- **Data excerpts**
-- Opening Marker --

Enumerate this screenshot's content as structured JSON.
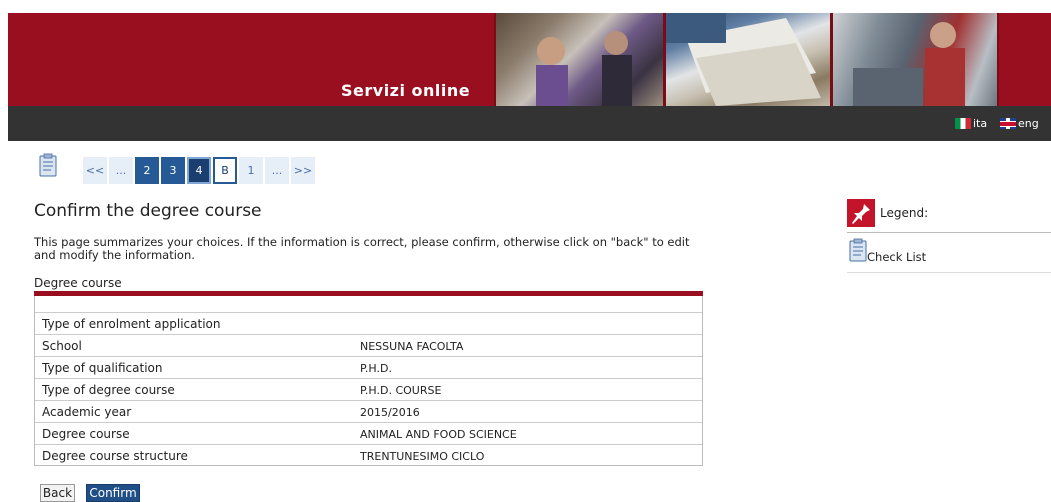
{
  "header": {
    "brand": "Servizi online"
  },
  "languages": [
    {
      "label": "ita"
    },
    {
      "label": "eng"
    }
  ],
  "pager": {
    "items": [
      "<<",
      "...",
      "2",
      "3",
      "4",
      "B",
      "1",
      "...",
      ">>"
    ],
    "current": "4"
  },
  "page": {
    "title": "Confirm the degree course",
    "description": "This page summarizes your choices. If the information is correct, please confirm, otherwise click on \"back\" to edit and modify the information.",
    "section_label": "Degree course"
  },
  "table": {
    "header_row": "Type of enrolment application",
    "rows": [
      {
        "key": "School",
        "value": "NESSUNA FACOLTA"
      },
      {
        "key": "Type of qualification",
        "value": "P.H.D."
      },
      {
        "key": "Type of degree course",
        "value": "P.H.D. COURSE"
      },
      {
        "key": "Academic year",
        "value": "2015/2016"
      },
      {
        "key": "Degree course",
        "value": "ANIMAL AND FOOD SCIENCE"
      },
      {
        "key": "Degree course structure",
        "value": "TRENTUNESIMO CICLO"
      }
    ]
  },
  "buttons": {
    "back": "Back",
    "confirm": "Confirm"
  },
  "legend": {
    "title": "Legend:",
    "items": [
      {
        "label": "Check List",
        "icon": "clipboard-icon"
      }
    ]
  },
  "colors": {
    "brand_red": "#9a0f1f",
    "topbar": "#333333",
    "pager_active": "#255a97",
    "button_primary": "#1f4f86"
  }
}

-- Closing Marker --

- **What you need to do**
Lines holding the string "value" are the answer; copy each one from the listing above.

- **Answer below**
        "value": "NESSUNA FACOLTA"
        "value": "P.H.D."
        "value": "P.H.D. COURSE"
        "value": "2015/2016"
        "value": "ANIMAL AND FOOD SCIENCE"
        "value": "TRENTUNESIMO CICLO"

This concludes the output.